### [Available data]
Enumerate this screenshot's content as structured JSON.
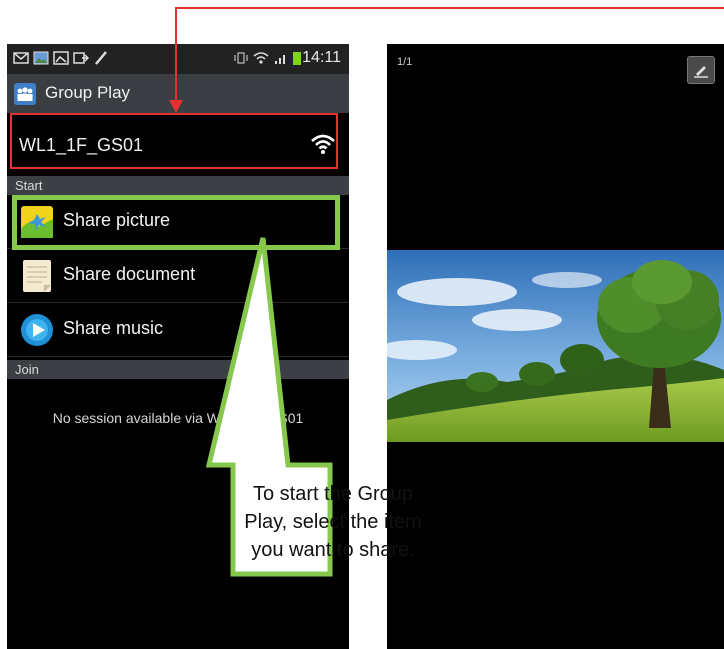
{
  "status_bar": {
    "time": "14:11",
    "left_icons": [
      "mail-icon",
      "image-icon",
      "gallery-icon",
      "notification-icon",
      "brush-icon"
    ],
    "right_icons": [
      "vibrate-icon",
      "wifi-icon",
      "signal-icon",
      "battery-icon"
    ]
  },
  "app": {
    "title": "Group Play",
    "icon": "group-play-icon"
  },
  "network": {
    "ssid": "WL1_1F_GS01",
    "icon": "wifi-icon"
  },
  "sections": {
    "start": "Start",
    "join": "Join"
  },
  "items": [
    {
      "label": "Share picture",
      "icon": "picture-icon"
    },
    {
      "label": "Share document",
      "icon": "document-icon"
    },
    {
      "label": "Share music",
      "icon": "music-icon"
    }
  ],
  "join_message": "No session available via WL1_1F_GS01",
  "callout": {
    "text": "To start the Group Play, select the item you want to share."
  },
  "viewer": {
    "counter": "1/1",
    "edit_icon": "edit-icon"
  },
  "colors": {
    "red_highlight": "#e53030",
    "green_highlight": "#86c84c"
  }
}
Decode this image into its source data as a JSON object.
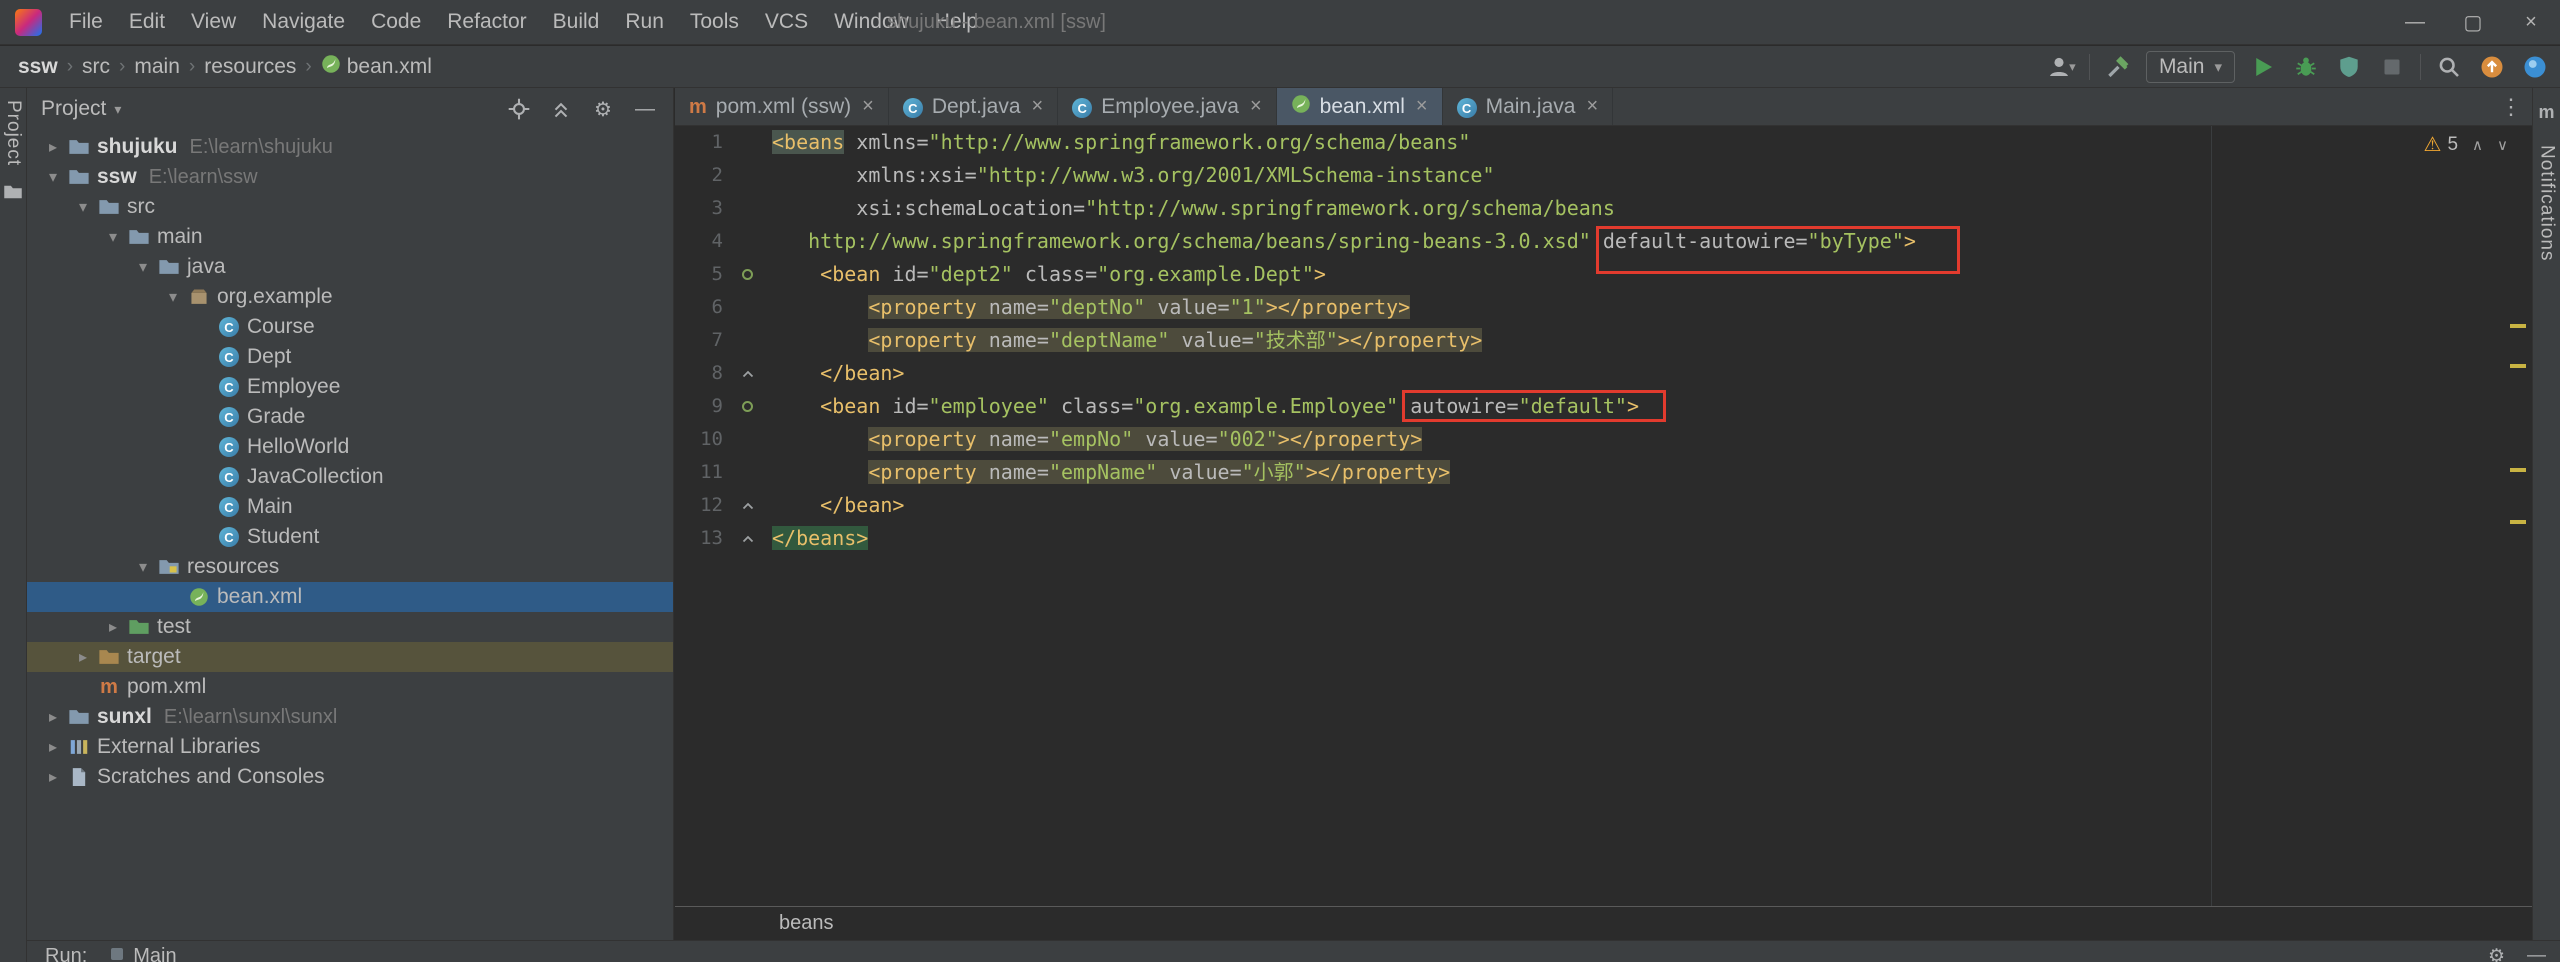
{
  "window": {
    "title": "shujuku - bean.xml [ssw]",
    "menus": [
      "File",
      "Edit",
      "View",
      "Navigate",
      "Code",
      "Refactor",
      "Build",
      "Run",
      "Tools",
      "VCS",
      "Window",
      "Help"
    ],
    "controls": [
      "minimize",
      "maximize",
      "close"
    ]
  },
  "breadcrumbs": {
    "items": [
      {
        "label": "ssw",
        "bold": true
      },
      {
        "label": "src"
      },
      {
        "label": "main"
      },
      {
        "label": "resources"
      },
      {
        "label": "bean.xml",
        "icon": "spring"
      }
    ]
  },
  "toolbar": {
    "run_config": "Main",
    "right": [
      {
        "type": "avatar",
        "name": "avatar-icon"
      },
      {
        "type": "sep"
      },
      {
        "type": "hammer",
        "name": "build-hammer-icon"
      },
      {
        "type": "combo",
        "label": "Main"
      },
      {
        "type": "play",
        "name": "run-icon"
      },
      {
        "type": "bug",
        "name": "debug-icon"
      },
      {
        "type": "shield",
        "name": "coverage-icon"
      },
      {
        "type": "stop",
        "name": "stop-icon"
      },
      {
        "type": "sep"
      },
      {
        "type": "search",
        "name": "search-everywhere-icon"
      },
      {
        "type": "update",
        "name": "update-icon"
      },
      {
        "type": "ball",
        "name": "settings-sync-icon"
      }
    ]
  },
  "left_stripe": {
    "label": "Project",
    "icon": "project-folder"
  },
  "right_stripe": {
    "label": "Notifications",
    "icon": "maven"
  },
  "project": {
    "header": "Project",
    "header_icons": [
      "locate",
      "collapse",
      "gear",
      "hide"
    ],
    "tree": [
      {
        "label": "shujuku",
        "path": "E:\\learn\\shujuku",
        "level": 0,
        "chevron": "right",
        "icon": "folder",
        "bold": true
      },
      {
        "label": "ssw",
        "path": "E:\\learn\\ssw",
        "level": 0,
        "chevron": "down",
        "icon": "folder",
        "bold": true
      },
      {
        "label": "src",
        "level": 1,
        "chevron": "down",
        "icon": "folder"
      },
      {
        "label": "main",
        "level": 2,
        "chevron": "down",
        "icon": "folder"
      },
      {
        "label": "java",
        "level": 3,
        "chevron": "down",
        "icon": "folder"
      },
      {
        "label": "org.example",
        "level": 4,
        "chevron": "down",
        "icon": "package"
      },
      {
        "label": "Course",
        "level": 5,
        "icon": "class"
      },
      {
        "label": "Dept",
        "level": 5,
        "icon": "class"
      },
      {
        "label": "Employee",
        "level": 5,
        "icon": "class"
      },
      {
        "label": "Grade",
        "level": 5,
        "icon": "class"
      },
      {
        "label": "HelloWorld",
        "level": 5,
        "icon": "class"
      },
      {
        "label": "JavaCollection",
        "level": 5,
        "icon": "class"
      },
      {
        "label": "Main",
        "level": 5,
        "icon": "class"
      },
      {
        "label": "Student",
        "level": 5,
        "icon": "class"
      },
      {
        "label": "resources",
        "level": 3,
        "chevron": "down",
        "icon": "folder-res"
      },
      {
        "label": "bean.xml",
        "level": 4,
        "icon": "spring",
        "selected": true
      },
      {
        "label": "test",
        "level": 2,
        "chevron": "right",
        "icon": "folder-test"
      },
      {
        "label": "target",
        "level": 1,
        "chevron": "right",
        "icon": "folder-excluded",
        "rowbg": "excluded"
      },
      {
        "label": "pom.xml",
        "level": 1,
        "icon": "maven"
      },
      {
        "label": "sunxl",
        "path": "E:\\learn\\sunxl\\sunxl",
        "level": 0,
        "chevron": "right",
        "icon": "folder",
        "bold": true
      },
      {
        "label": "External Libraries",
        "level": 0,
        "chevron": "right",
        "icon": "libs"
      },
      {
        "label": "Scratches and Consoles",
        "level": 0,
        "chevron": "right",
        "icon": "scratch"
      }
    ]
  },
  "tabs": [
    {
      "label": "pom.xml (ssw)",
      "icon": "maven"
    },
    {
      "label": "Dept.java",
      "icon": "class"
    },
    {
      "label": "Employee.java",
      "icon": "class"
    },
    {
      "label": "bean.xml",
      "icon": "spring",
      "active": true
    },
    {
      "label": "Main.java",
      "icon": "class"
    }
  ],
  "editor": {
    "warning_count": "5",
    "bottom_breadcrumb": "beans",
    "stripe_marks": [
      198,
      238,
      342,
      394
    ],
    "lines": [
      {
        "n": 1,
        "segs": [
          {
            "t": "<beans",
            "c": "tag",
            "bg": "caret"
          },
          {
            "t": " ",
            "c": "ws"
          },
          {
            "t": "xmlns=",
            "c": "attr"
          },
          {
            "t": "\"http://www.springframework.org/schema/beans\"",
            "c": "val"
          }
        ]
      },
      {
        "n": 2,
        "segs": [
          {
            "t": "       ",
            "c": "ws"
          },
          {
            "t": "xmlns:xsi=",
            "c": "attr"
          },
          {
            "t": "\"http://www.w3.org/2001/XMLSchema-instance\"",
            "c": "val"
          }
        ]
      },
      {
        "n": 3,
        "segs": [
          {
            "t": "       ",
            "c": "ws"
          },
          {
            "t": "xsi:schemaLocation=",
            "c": "attr"
          },
          {
            "t": "\"http://www.springframework.org/schema/beans",
            "c": "val"
          }
        ]
      },
      {
        "n": 4,
        "segs": [
          {
            "t": "   ",
            "c": "ws"
          },
          {
            "t": "http://www.springframework.org/schema/beans/spring-beans-3.0.xsd\" ",
            "c": "val"
          },
          {
            "t": "default-autowire=",
            "c": "attr",
            "box": "box1"
          },
          {
            "t": "\"byType\"",
            "c": "val",
            "box": "box1"
          },
          {
            "t": ">",
            "c": "tag",
            "box": "box1"
          }
        ]
      },
      {
        "n": 5,
        "g": "bean",
        "segs": [
          {
            "t": "    ",
            "c": "ws"
          },
          {
            "t": "<bean ",
            "c": "tag"
          },
          {
            "t": "id=",
            "c": "attr"
          },
          {
            "t": "\"dept2\"",
            "c": "val"
          },
          {
            "t": " ",
            "c": "ws"
          },
          {
            "t": "class=",
            "c": "attr"
          },
          {
            "t": "\"org.example.Dept\"",
            "c": "val"
          },
          {
            "t": ">",
            "c": "tag"
          }
        ]
      },
      {
        "n": 6,
        "segs": [
          {
            "t": "        ",
            "c": "ws"
          },
          {
            "t": "<property ",
            "c": "tag",
            "bg": "dup"
          },
          {
            "t": "name=",
            "c": "attr",
            "bg": "dup"
          },
          {
            "t": "\"deptNo\"",
            "c": "val",
            "bg": "dup"
          },
          {
            "t": " ",
            "c": "ws",
            "bg": "dup"
          },
          {
            "t": "value=",
            "c": "attr",
            "bg": "dup"
          },
          {
            "t": "\"1\"",
            "c": "val",
            "bg": "dup"
          },
          {
            "t": "></property>",
            "c": "tag",
            "bg": "dup"
          }
        ]
      },
      {
        "n": 7,
        "segs": [
          {
            "t": "        ",
            "c": "ws"
          },
          {
            "t": "<property ",
            "c": "tag",
            "bg": "dup"
          },
          {
            "t": "name=",
            "c": "attr",
            "bg": "dup"
          },
          {
            "t": "\"deptName\"",
            "c": "val",
            "bg": "dup"
          },
          {
            "t": " ",
            "c": "ws",
            "bg": "dup"
          },
          {
            "t": "value=",
            "c": "attr",
            "bg": "dup"
          },
          {
            "t": "\"技术部\"",
            "c": "val",
            "bg": "dup"
          },
          {
            "t": "></property>",
            "c": "tag",
            "bg": "dup"
          }
        ]
      },
      {
        "n": 8,
        "g": "fold",
        "segs": [
          {
            "t": "    ",
            "c": "ws"
          },
          {
            "t": "</bean>",
            "c": "tag"
          }
        ]
      },
      {
        "n": 9,
        "g": "bean",
        "segs": [
          {
            "t": "    ",
            "c": "ws"
          },
          {
            "t": "<bean ",
            "c": "tag"
          },
          {
            "t": "id=",
            "c": "attr"
          },
          {
            "t": "\"employee\"",
            "c": "val"
          },
          {
            "t": " ",
            "c": "ws"
          },
          {
            "t": "class=",
            "c": "attr"
          },
          {
            "t": "\"org.example.Employee\"",
            "c": "val"
          },
          {
            "t": " ",
            "c": "ws"
          },
          {
            "t": "autowire=",
            "c": "attr",
            "box": "box2"
          },
          {
            "t": "\"default\"",
            "c": "val",
            "box": "box2"
          },
          {
            "t": ">",
            "c": "tag",
            "box": "box2"
          }
        ]
      },
      {
        "n": 10,
        "segs": [
          {
            "t": "        ",
            "c": "ws"
          },
          {
            "t": "<property ",
            "c": "tag",
            "bg": "dup"
          },
          {
            "t": "name=",
            "c": "attr",
            "bg": "dup"
          },
          {
            "t": "\"empNo\"",
            "c": "val",
            "bg": "dup"
          },
          {
            "t": " ",
            "c": "ws",
            "bg": "dup"
          },
          {
            "t": "value=",
            "c": "attr",
            "bg": "dup"
          },
          {
            "t": "\"002\"",
            "c": "val",
            "bg": "dup"
          },
          {
            "t": "></property>",
            "c": "tag",
            "bg": "dup"
          }
        ]
      },
      {
        "n": 11,
        "segs": [
          {
            "t": "        ",
            "c": "ws"
          },
          {
            "t": "<property ",
            "c": "tag",
            "bg": "dup"
          },
          {
            "t": "name=",
            "c": "attr",
            "bg": "dup"
          },
          {
            "t": "\"empName\"",
            "c": "val",
            "bg": "dup"
          },
          {
            "t": " ",
            "c": "ws",
            "bg": "dup"
          },
          {
            "t": "value=",
            "c": "attr",
            "bg": "dup"
          },
          {
            "t": "\"小郭\"",
            "c": "val",
            "bg": "dup"
          },
          {
            "t": "></property>",
            "c": "tag",
            "bg": "dup"
          }
        ]
      },
      {
        "n": 12,
        "g": "fold",
        "segs": [
          {
            "t": "    ",
            "c": "ws"
          },
          {
            "t": "</bean>",
            "c": "tag"
          }
        ]
      },
      {
        "n": 13,
        "g": "fold",
        "segs": [
          {
            "t": "</beans>",
            "c": "tag",
            "bg": "match"
          }
        ]
      }
    ]
  },
  "run_bar": {
    "label": "Run:",
    "tab": "Main"
  }
}
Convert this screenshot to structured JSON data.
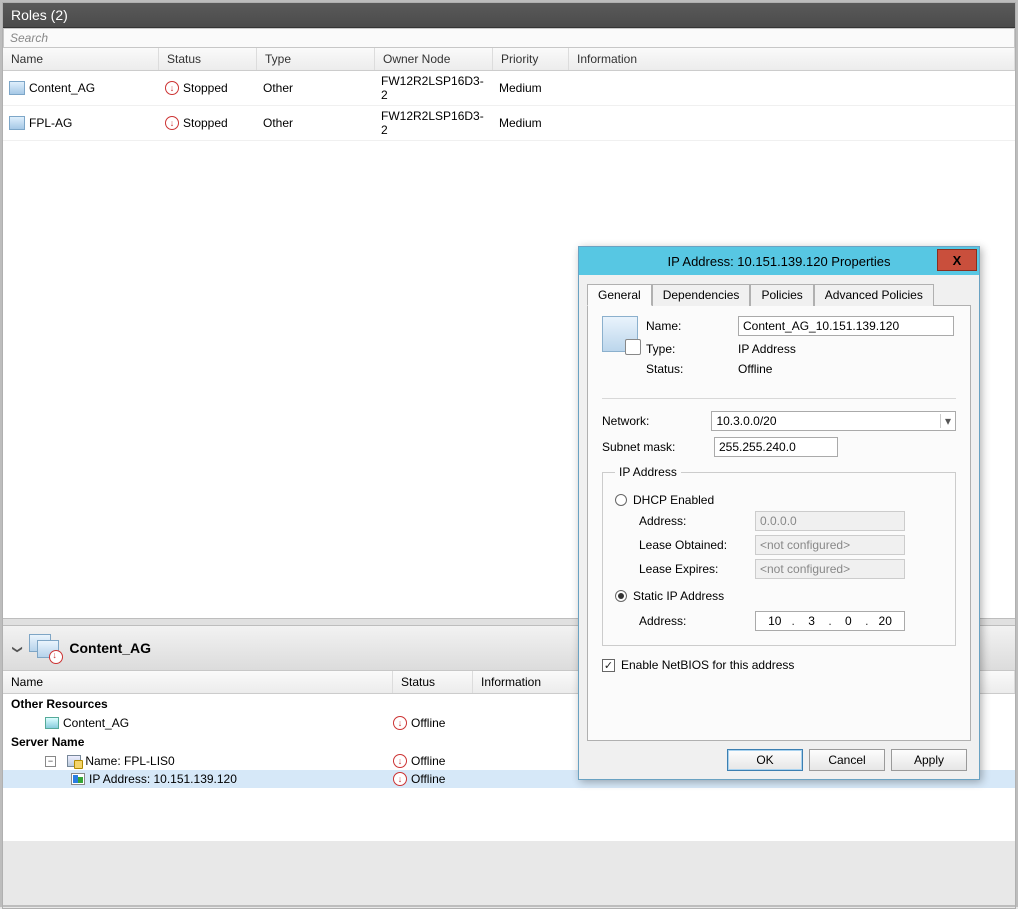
{
  "header": {
    "title": "Roles (2)",
    "search_placeholder": "Search"
  },
  "columns": {
    "name": "Name",
    "status": "Status",
    "type": "Type",
    "owner": "Owner Node",
    "priority": "Priority",
    "info": "Information"
  },
  "roles": [
    {
      "name": "Content_AG",
      "status": "Stopped",
      "type": "Other",
      "owner": "FW12R2LSP16D3-2",
      "priority": "Medium",
      "info": ""
    },
    {
      "name": "FPL-AG",
      "status": "Stopped",
      "type": "Other",
      "owner": "FW12R2LSP16D3-2",
      "priority": "Medium",
      "info": ""
    }
  ],
  "detail": {
    "title": "Content_AG",
    "columns": {
      "name": "Name",
      "status": "Status",
      "info": "Information"
    },
    "groups": {
      "other_resources": "Other Resources",
      "server_name": "Server Name"
    },
    "other_resources": [
      {
        "name": "Content_AG",
        "status": "Offline"
      }
    ],
    "server_name_item": {
      "label": "Name: FPL-LIS0",
      "status": "Offline"
    },
    "ip_item": {
      "label": "IP Address: 10.151.139.120",
      "status": "Offline"
    }
  },
  "dialog": {
    "title": "IP Address: 10.151.139.120 Properties",
    "tabs": {
      "general": "General",
      "dependencies": "Dependencies",
      "policies": "Policies",
      "adv": "Advanced Policies"
    },
    "labels": {
      "name": "Name:",
      "type": "Type:",
      "status": "Status:",
      "network": "Network:",
      "subnet": "Subnet mask:",
      "ip_group": "IP Address",
      "dhcp": "DHCP Enabled",
      "address": "Address:",
      "lease_obtained": "Lease Obtained:",
      "lease_expires": "Lease Expires:",
      "static": "Static IP Address",
      "netbios": "Enable NetBIOS for this address",
      "not_configured": "<not configured>"
    },
    "values": {
      "name": "Content_AG_10.151.139.120",
      "type": "IP Address",
      "status": "Offline",
      "network": "10.3.0.0/20",
      "subnet": "255.255.240.0",
      "dhcp_address": "0.0.0.0",
      "static_ip": {
        "a": "10",
        "b": "3",
        "c": "0",
        "d": "20"
      }
    },
    "buttons": {
      "ok": "OK",
      "cancel": "Cancel",
      "apply": "Apply"
    }
  }
}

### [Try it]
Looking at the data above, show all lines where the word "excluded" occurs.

### [Written solution]
        "icon": "folder-excluded",
        "rowbg": "excluded"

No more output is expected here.